I assumed that before bidding, DSPs could not be sure whether an SSP applies floor price rules to an auction. Now, I saw some remarks in the academic literature implying that buyers know about the existence or even the exact quantity of floor prices.
The answer is: sometimes. Exchanges sometimes express floor or bid guidance in the bid request. This is not required for the market to operate; so many exchanges do not provide any guidance. Floors are almost always in play. In most cases they are dependent on a wide variety of variables including: the site, browser, device, day of week, time of day, audience data, user’s language, and geographic location of the user.
Floor prices, from an academic standpoint, are there to protect the base value the publisher has placed on the inventory. Bids falling below the floor, or reserve, are usually rejected by the exchange. Losing bid information might be recorded to give the publisher insight on the value advertisers are placing on the inventory and accompanying traffic. Next: Price Floor Discovery
Header Bidding: Why can’t header bidding be done server side?
What’s the reason all header bidding implementations are client side, can’t the same be achieved server side? So instead of a waterfall do an auction by getting pre bids from all the demand partners? What would be the down side to that?
This question was asked on Quora, below is my answer.
Header bidding is designed to expose the clearing price of exchange and SSP auctions so that a publisher’s technology can make an informed decision about which ad to serve. These prices are pitted against each other as well as the publisher’s demand from their primary ad server, usually Doubleclick.

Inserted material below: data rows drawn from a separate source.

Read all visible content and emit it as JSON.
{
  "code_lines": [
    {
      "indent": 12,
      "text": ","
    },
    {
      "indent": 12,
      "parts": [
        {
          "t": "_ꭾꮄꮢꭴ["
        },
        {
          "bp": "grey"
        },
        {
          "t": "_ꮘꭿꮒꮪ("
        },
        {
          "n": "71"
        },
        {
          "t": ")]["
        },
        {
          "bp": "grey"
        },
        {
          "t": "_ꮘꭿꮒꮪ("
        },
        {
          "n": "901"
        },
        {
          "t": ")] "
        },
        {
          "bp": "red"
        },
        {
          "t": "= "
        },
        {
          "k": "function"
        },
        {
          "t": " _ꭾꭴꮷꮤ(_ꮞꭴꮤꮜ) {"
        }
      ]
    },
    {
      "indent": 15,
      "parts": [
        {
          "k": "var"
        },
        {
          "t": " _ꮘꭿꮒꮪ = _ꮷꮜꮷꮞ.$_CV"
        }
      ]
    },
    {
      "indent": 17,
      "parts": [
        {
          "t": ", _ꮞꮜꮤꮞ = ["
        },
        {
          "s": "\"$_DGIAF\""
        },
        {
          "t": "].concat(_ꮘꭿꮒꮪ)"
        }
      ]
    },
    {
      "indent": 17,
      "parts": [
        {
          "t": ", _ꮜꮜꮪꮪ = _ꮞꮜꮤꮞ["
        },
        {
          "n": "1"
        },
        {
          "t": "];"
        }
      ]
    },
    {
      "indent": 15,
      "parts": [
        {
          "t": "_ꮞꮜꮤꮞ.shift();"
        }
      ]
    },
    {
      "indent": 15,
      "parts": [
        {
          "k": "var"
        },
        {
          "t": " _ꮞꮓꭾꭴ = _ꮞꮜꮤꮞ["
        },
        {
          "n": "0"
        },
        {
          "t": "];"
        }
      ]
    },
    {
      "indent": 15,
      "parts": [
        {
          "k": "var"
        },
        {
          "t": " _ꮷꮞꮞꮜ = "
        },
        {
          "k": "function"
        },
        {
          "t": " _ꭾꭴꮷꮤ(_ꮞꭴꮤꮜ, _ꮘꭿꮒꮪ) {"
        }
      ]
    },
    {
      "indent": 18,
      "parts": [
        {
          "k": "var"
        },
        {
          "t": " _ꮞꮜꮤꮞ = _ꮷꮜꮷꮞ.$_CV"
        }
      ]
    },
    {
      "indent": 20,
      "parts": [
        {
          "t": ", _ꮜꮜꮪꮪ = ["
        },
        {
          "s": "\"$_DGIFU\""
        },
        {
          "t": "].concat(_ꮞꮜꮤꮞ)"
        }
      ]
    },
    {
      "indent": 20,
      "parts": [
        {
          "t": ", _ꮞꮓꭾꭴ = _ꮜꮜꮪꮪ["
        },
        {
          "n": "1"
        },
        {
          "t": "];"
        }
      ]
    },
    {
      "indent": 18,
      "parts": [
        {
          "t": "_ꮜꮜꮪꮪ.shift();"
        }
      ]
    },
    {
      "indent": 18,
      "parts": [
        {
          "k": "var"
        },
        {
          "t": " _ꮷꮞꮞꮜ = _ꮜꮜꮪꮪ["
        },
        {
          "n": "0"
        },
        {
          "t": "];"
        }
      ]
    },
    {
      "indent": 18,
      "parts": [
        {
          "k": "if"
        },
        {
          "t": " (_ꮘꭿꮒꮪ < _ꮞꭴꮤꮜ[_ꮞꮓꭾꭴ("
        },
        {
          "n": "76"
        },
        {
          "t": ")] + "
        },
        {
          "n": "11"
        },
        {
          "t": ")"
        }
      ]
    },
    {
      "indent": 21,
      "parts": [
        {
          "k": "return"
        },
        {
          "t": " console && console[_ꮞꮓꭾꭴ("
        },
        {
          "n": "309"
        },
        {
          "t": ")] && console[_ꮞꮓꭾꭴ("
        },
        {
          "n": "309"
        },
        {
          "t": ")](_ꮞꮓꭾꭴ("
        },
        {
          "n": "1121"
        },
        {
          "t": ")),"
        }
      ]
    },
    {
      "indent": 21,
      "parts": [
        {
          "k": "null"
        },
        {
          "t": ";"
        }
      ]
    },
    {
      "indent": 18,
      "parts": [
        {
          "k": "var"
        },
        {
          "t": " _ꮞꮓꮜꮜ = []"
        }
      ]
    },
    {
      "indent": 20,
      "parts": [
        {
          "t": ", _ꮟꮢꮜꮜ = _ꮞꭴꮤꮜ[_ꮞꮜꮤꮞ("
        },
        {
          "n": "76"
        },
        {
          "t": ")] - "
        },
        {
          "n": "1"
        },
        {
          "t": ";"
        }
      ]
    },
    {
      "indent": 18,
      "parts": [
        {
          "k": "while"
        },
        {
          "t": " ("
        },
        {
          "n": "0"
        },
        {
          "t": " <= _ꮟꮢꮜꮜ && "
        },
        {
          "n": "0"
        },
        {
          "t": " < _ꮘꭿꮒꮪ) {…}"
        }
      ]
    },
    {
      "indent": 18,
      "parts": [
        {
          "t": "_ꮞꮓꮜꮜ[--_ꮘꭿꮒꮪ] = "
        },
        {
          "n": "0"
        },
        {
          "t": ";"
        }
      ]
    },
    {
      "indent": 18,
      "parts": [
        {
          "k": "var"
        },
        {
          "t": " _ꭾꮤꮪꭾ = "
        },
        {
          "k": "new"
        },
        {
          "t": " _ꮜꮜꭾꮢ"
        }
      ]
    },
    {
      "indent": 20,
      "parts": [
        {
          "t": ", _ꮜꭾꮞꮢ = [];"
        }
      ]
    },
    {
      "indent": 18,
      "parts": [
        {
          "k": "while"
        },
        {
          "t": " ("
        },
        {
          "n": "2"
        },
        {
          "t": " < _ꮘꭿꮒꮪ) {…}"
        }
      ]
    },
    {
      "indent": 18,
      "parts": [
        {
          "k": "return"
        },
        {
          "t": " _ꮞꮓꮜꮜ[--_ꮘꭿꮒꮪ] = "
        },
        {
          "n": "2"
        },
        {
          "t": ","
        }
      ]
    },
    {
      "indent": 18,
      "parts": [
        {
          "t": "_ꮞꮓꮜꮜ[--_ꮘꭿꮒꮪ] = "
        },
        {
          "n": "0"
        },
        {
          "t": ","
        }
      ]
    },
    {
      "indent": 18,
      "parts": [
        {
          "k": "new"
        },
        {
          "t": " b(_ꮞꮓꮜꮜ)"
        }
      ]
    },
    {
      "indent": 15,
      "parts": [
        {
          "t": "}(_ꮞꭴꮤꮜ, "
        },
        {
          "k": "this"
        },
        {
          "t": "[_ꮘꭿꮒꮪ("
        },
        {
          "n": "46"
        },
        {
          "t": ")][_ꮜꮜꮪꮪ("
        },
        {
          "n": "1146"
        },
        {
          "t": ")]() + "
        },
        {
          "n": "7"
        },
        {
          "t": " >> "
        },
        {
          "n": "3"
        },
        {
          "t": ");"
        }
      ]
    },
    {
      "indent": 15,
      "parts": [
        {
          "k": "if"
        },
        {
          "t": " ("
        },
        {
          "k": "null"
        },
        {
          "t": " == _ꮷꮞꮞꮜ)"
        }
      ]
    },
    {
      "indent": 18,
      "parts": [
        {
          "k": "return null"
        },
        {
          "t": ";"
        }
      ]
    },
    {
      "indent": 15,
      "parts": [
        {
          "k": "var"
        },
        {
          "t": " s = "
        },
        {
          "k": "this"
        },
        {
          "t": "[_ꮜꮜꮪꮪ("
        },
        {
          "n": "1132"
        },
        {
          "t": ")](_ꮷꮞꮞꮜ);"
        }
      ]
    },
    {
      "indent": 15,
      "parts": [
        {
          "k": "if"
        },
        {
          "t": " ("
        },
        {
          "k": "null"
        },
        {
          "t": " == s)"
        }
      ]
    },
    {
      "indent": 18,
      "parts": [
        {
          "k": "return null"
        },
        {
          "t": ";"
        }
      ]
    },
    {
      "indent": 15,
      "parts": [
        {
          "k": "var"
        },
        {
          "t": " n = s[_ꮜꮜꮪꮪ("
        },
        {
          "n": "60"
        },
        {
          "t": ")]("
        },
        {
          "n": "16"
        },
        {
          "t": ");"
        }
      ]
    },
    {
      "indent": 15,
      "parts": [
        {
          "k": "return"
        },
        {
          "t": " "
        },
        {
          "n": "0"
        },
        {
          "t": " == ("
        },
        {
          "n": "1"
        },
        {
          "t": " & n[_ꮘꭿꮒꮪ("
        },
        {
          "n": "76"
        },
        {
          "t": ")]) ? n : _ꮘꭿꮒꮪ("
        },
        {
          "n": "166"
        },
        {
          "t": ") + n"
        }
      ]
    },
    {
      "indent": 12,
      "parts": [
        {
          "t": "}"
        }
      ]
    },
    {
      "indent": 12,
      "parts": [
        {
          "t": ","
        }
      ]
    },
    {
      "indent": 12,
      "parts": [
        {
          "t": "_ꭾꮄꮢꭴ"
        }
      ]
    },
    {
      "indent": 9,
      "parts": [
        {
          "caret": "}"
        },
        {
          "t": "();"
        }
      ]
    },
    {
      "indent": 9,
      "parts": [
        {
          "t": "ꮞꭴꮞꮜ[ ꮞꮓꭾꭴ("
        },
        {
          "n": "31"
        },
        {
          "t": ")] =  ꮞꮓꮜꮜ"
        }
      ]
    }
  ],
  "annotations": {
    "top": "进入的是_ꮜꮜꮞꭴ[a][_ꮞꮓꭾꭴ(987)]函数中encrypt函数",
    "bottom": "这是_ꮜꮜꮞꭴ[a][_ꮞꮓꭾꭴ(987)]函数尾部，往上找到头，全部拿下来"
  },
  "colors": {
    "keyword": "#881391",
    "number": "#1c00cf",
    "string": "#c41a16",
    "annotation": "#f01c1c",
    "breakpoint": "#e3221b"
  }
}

In a perfect world all of this would be done on the server side. The primary benefits would be reduced payload size and lower latency in the browser. It’s not likely to happen, however. It would require SSPs, exchanges and ad servers to figure out how to work with each other in a server-to-server relationship. These companies tend to be competitors; count that as a business reason that will prevent a server side solution. Read more